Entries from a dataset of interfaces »
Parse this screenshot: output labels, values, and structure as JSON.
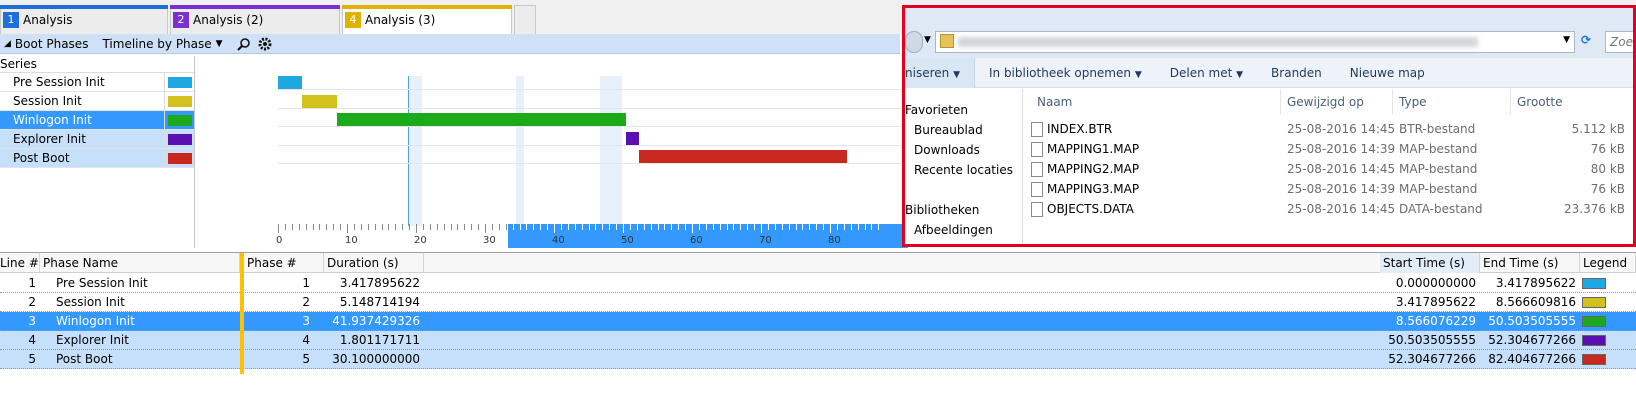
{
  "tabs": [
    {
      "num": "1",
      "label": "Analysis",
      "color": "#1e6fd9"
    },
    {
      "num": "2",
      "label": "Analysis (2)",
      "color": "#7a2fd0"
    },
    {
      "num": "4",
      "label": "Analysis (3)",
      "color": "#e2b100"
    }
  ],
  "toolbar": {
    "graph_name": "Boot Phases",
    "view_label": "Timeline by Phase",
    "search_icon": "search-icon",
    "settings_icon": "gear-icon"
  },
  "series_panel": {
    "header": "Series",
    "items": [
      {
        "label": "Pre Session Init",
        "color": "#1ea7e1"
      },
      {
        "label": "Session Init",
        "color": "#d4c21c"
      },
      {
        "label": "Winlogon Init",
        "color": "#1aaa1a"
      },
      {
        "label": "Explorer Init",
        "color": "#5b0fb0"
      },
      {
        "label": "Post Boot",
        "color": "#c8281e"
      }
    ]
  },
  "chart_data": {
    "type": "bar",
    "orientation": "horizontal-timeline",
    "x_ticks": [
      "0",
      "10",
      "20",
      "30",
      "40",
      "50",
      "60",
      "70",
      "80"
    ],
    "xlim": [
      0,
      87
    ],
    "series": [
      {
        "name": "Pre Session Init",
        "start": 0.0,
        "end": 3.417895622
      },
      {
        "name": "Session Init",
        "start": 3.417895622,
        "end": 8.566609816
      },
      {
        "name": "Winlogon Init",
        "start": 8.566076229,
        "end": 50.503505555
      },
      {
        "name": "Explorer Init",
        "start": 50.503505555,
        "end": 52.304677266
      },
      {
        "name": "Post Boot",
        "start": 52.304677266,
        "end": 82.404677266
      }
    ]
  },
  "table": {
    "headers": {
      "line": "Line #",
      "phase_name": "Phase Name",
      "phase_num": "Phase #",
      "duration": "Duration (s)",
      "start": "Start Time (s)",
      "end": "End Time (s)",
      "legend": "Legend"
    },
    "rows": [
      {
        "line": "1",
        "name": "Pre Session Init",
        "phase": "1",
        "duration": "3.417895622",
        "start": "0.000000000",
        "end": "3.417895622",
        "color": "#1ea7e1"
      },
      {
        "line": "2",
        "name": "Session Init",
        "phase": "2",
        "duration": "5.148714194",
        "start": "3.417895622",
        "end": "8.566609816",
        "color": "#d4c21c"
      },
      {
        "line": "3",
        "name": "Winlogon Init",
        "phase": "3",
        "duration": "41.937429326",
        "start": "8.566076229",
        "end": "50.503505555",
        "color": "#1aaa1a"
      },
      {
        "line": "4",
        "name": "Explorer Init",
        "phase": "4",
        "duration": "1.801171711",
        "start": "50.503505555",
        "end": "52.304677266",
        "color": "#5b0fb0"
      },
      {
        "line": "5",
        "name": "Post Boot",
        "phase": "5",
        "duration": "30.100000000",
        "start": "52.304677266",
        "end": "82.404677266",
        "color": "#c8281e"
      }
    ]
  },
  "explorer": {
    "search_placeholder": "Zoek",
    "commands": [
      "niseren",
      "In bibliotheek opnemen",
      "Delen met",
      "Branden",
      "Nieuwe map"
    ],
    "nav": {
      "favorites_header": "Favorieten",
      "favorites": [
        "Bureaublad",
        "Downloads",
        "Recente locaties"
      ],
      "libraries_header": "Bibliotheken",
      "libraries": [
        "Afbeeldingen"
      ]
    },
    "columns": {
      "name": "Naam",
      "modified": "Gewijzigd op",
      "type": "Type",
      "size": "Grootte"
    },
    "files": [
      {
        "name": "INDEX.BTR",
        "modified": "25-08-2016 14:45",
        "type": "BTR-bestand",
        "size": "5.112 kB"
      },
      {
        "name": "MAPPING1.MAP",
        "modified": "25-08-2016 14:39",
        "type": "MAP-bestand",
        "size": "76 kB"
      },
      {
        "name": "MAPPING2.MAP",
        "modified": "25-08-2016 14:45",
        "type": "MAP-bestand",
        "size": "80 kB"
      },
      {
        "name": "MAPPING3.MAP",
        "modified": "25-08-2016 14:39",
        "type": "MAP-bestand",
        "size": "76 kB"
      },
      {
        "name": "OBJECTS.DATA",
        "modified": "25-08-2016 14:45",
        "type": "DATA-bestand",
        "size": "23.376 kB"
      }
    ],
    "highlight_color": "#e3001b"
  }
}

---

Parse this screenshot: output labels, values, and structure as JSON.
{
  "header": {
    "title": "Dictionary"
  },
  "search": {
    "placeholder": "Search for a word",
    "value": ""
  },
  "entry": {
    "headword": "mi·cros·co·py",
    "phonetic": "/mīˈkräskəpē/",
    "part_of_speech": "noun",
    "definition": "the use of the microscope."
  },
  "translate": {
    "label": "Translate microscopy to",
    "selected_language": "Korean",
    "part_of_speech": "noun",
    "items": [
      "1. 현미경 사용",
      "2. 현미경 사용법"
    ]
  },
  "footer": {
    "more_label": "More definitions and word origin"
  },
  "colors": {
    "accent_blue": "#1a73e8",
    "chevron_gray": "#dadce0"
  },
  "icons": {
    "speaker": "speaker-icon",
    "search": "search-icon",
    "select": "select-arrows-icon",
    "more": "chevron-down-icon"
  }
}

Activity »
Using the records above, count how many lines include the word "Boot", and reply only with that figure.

Exercise output »
4